FIRST THINGS FIRST
Before you dive into the online aspect of reviews, you first want to put a policy in place with your employees regarding how you service customers in a positive way so that their experience with your company is the best it can be. Remember that every employee is a representation of your brand and they need ongoing support in carrying out your official customer service policy. If you do get a complaint, you should be doing everything in your power to mitigate it before it becomes a negative review. Add a suggestion box form on your website and in your office if customers visit there. Add a complaint hotline text number on your website and print materials used for customers. Ask customers to let you know right away if something was unsatisfactory.

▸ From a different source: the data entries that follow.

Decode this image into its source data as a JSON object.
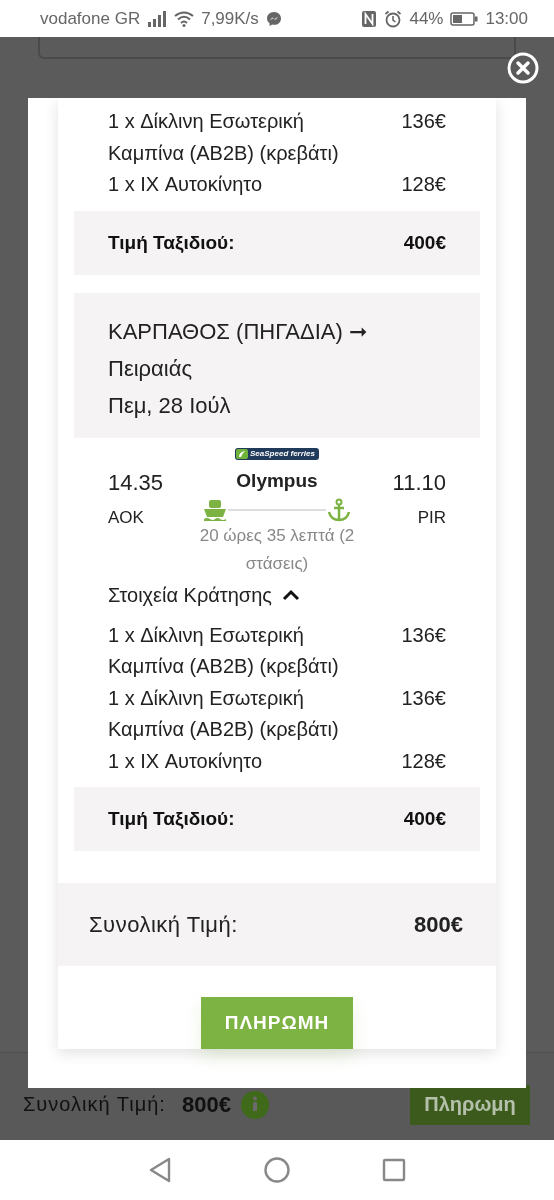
{
  "status_bar": {
    "carrier": "vodafone GR",
    "speed": "7,99K/s",
    "battery": "44%",
    "time": "13:00"
  },
  "background": {
    "total_label": "Συνολική Τιμή:",
    "total": "800€",
    "pay_button": "Πληρωμη"
  },
  "modal": {
    "trips": [
      {
        "items": [
          {
            "name": "1 x Δίκλινη Εσωτερική Καμπίνα (AB2B) (κρεβάτι)",
            "price": "136€"
          },
          {
            "name": "1 x IX Αυτοκίνητο",
            "price": "128€"
          }
        ],
        "total_label": "Τιμή Ταξιδιού:",
        "total": "400€"
      },
      {
        "route": "ΚΑΡΠΑΘΟΣ (ΠΗΓΑΔΙΑ) ➞ Πειραιάς",
        "date": "Πεμ, 28 Ιούλ",
        "operator_logo": "SeaSpeed ferries",
        "departure": {
          "time": "14.35",
          "port": "AOK"
        },
        "vessel": "Olympus",
        "arrival": {
          "time": "11.10",
          "port": "PIR"
        },
        "duration": "20 ώρες 35 λεπτά (2 στάσεις)",
        "details_label": "Στοιχεία Κράτησης",
        "details_expanded": true,
        "items": [
          {
            "name": "1 x Δίκλινη Εσωτερική Καμπίνα (AB2B) (κρεβάτι)",
            "price": "136€"
          },
          {
            "name": "1 x Δίκλινη Εσωτερική Καμπίνα (AB2B) (κρεβάτι)",
            "price": "136€"
          },
          {
            "name": "1 x IX Αυτοκίνητο",
            "price": "128€"
          }
        ],
        "total_label": "Τιμή Ταξιδιού:",
        "total": "400€"
      }
    ],
    "grand_total_label": "Συνολική Τιμή:",
    "grand_total": "800€",
    "pay_button": "ΠΛΗΡΩΜΗ"
  }
}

ONLINE REVIEW SITES
The three major review platforms are Google, Yelp and Facebook, but there are others that are general or industry-specific. Most of these also allow for "owner responses". If you create an account and claim your business, you will be able to respond to your reviews. This is a tremendous opportunity to take control of your brand! Here's a list of some of them:
Yelp - simple step-by-step instructions for setting up your listing

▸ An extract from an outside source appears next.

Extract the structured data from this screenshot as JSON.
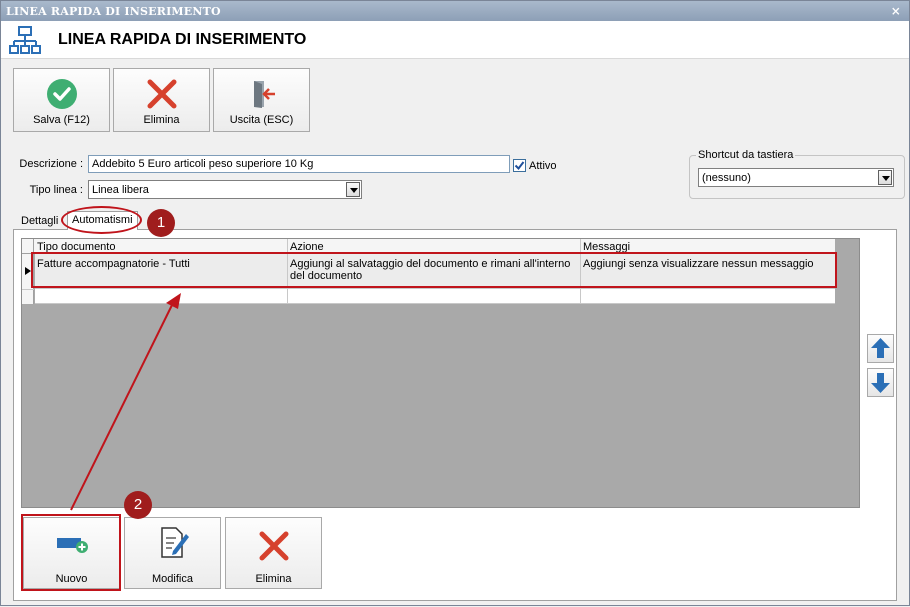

Angie's List - mostly for home improvement and construction services
Houzz - another site for contractors
Trip Advisor - for restaurants, entertainment, travel businesses

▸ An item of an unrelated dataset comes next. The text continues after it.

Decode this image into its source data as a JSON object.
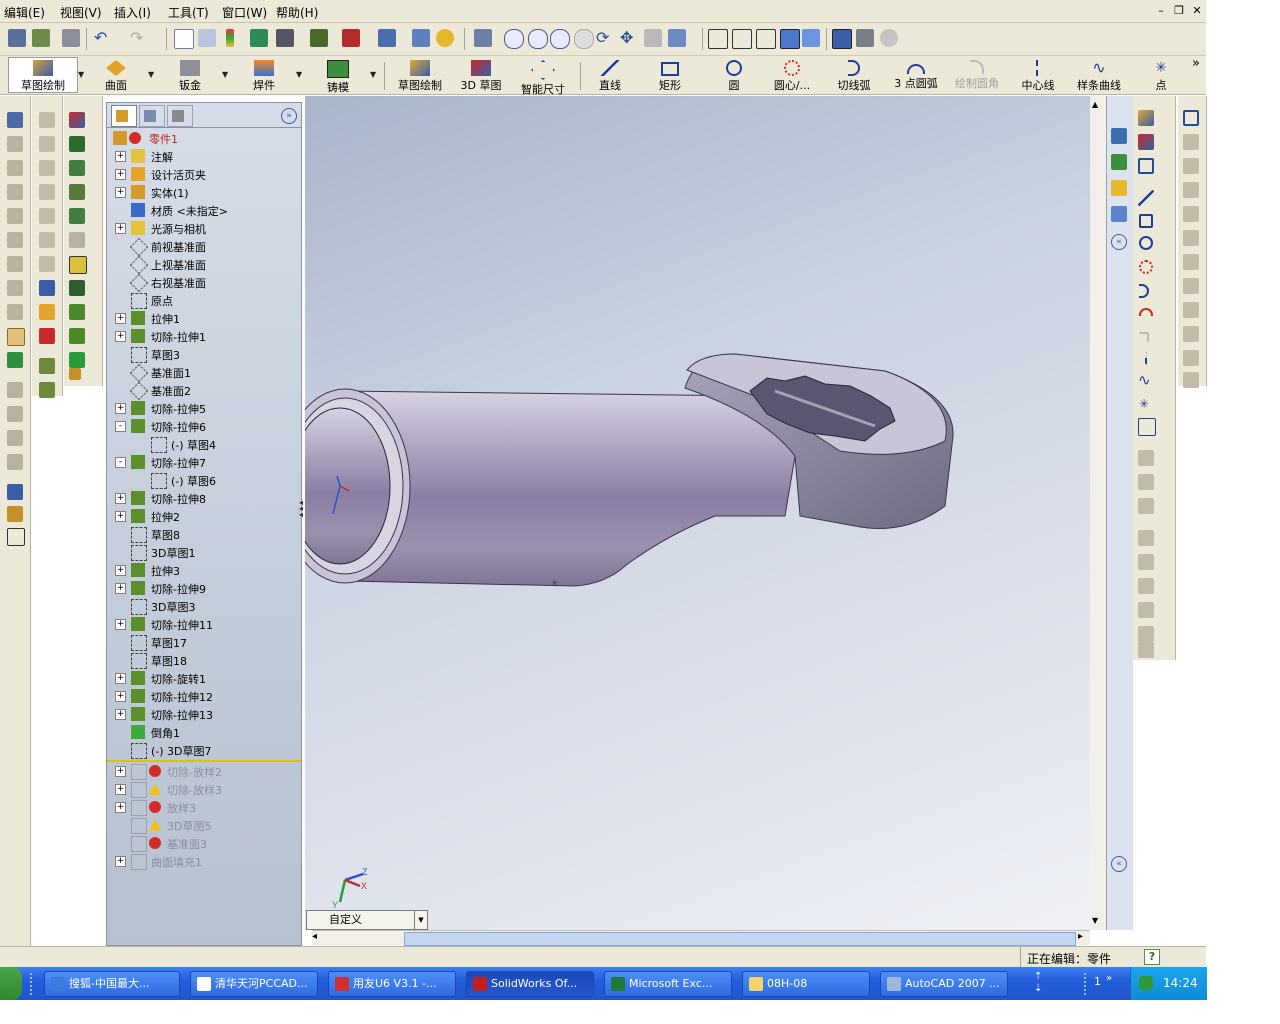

Facebook - if you have a business page on Facebook, then people can already review you
HOW TO GET REVIEWS
Policies on soliciting for reviews vary depending on the platform, but most of them do not allow businesses to offer incentives for reviews. They do, however, want businesses to link to their platform if they'd like to write a review. Most of them provide you with a special link for your review page. You will then need to get the word out to your customers that you'd love for them to review you on one of those platforms. Consider creating a page on your website for soliciting reviews, with links to the platforms you have established accounts in. It's best to have more than one, because customers will need to have an account with the platform in order to place a review. Give them options. Provide a link to your review page in your email signature, on your invoices, in thank-you emails after a job is complete, etc.
RESPONDING TO REVIEWS
It is very important not only to respond to reviews (especially negative ones), but to do so in the right way. Many companies have badly damaged their reputation by responding unprofessionally to negative reviews. If you get a negative review, don't overeact. This is an opportunity to improve your customer service and better your business. Don't respond immediately. Take time to think about your response so that it's not fueled by emotion. Be transparent. No team is perfect. Everyone is human. Customers expect you to take responsibility for your mistakes and will appreciate your honesty. If the review is vague and you don't understand the complaint, ask questions to show that you care and want to make it right. Provide a solution, not just fluff. Don't just say you're so sorry they had a bad experience and leave it at that. Display emphathy and show that you're trying to come up with a solution. Sign with your name to show that you're a real person. This will show the world that this is important to you and that your business is human. Follow up on your response. If you can work it out with the customer, ask them if they would consider changing their review.
Respond to good reviews as well. Use their name and show your gratitude for their review. Ask them if there's anything you could do to make the experience even better! Encourage them to share their review with others.
Reviews are going to happen whether we want them to or not. If you handle them the right way and take advantage of the platforms that allow you to engage with your reviewers, your business has the potential for stronger leads and loyal customers.